ENSA is an efficient electric distribution company with energy losses from both technical and non-technical factors that are reasonable for an electric distributor in Latin America. ENSA reported energy losses for regulated customers of 11.3% in 2013 (11.3% in 2012), showing a consistent reduction trend (2009: 11.5%). Although they may prove to be more challenging as ENSA becomes more effective, further reductions could benefit margins and earnings. The energy loss ratio approved for regulatory purposes is 9.0% for the next four years (8.2% in the previous tariff cycle).
MODERATE REGULATORY RISK:
ENSA faces moderate regulatory risk associated with tariff adjustments, which can directly affect the company's cash flow generation. ENSA's distribution tariffs are based on a price-cap methodology with the value added of distribution (VAD) reset every four years. VAD is set to allow distribution companies to recover operating cost and energy losses and obtain a reasonable return on their invested capital based on the average yield of the 30-year U.S. Treasury bond plus a risk premium of 8%. The net present value of VAD approved for the period July 2014-June 2018 is US$636.7 million (vs. US$442.2 million for the period July 2010-June 2014).
Tariffs are adjusted on a monthly basis to pass-through the effect of fuel price changes and, on a semiannual basis, to reflect changes in the Panamanian consumer price index (CPI).
The government subsidizes electric consumption in Panama.
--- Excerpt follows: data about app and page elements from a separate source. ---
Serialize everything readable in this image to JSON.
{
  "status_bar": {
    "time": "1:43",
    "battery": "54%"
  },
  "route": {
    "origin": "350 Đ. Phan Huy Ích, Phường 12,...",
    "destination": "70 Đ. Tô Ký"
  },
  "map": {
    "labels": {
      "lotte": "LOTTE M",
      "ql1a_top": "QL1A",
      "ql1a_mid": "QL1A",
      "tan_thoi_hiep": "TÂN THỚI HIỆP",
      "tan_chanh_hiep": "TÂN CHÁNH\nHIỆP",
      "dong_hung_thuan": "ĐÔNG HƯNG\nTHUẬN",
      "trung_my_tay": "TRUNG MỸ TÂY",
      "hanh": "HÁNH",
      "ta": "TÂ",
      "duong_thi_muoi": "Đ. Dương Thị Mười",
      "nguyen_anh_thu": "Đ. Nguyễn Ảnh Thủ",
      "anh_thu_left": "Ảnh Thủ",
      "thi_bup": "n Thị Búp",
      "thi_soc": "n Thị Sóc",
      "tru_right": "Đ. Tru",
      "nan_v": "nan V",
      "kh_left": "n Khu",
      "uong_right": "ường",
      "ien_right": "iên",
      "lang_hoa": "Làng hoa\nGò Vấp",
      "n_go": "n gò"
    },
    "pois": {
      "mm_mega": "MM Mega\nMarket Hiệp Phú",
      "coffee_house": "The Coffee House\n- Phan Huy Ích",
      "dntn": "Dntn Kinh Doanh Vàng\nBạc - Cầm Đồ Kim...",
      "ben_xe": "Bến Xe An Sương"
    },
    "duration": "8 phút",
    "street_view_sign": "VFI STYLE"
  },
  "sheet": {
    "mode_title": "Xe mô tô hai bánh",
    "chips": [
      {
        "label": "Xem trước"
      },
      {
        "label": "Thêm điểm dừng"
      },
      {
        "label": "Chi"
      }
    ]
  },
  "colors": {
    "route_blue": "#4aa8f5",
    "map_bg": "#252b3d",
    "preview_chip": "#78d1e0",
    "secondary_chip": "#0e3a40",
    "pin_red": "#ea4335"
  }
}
Since 2003 the fuel component adjustment has not been fully passed through to final users in the form of tariff increases; the amount not billed to customers has been subsidized by the Panamanian Government through the FET (Fondo de Estabilizacion Tarifaria - Tariff Stabilization Fund), and through FACE (Fondo de Compensacion Energetica - Energy Compensation Fund).
In 1Q'14, ENSA received subsidies for US$35.7M. This amount represents approximately 21% of ENSA's revenues in the period. This amount is expected to increase in 2014 as consequence of higher thermo generation given the severe drought in the country and bottle necks in transmission lines. Should the government increase subsidies and/or delay transfers to cover subsidies, ENSA's working capital needs may increase and its credit quality could be affected.
-- With Debt-to-EBITDA above 2.5x, ENSA has modest headroom in the 'BBB' category. Therefore, Fitch does not anticipate positive rating action in the near term.
-- Future developments that may, individually or collectively, lead to a negative rating action include: increased reliance on government subsidies; weakening of leverage to a range between 3.0x and 3.5x on a sustained basis; tariff adjustments that reduce significantly cash flow generation; increases in debt and/or dividends distribution; sovereign downgrades reflecting deterioration of macroeconomic conditions.
Additional information is available at 'www.fitchratings.com'.
Applicable Criteria and Related Research:
--'Corporate Rating Methodology' (May 28, 2014).
Applicable Criteria and Related Research:
Corporate Rating Methodology - Including Short-Term Ratings and Parent and Subsidiary Linkage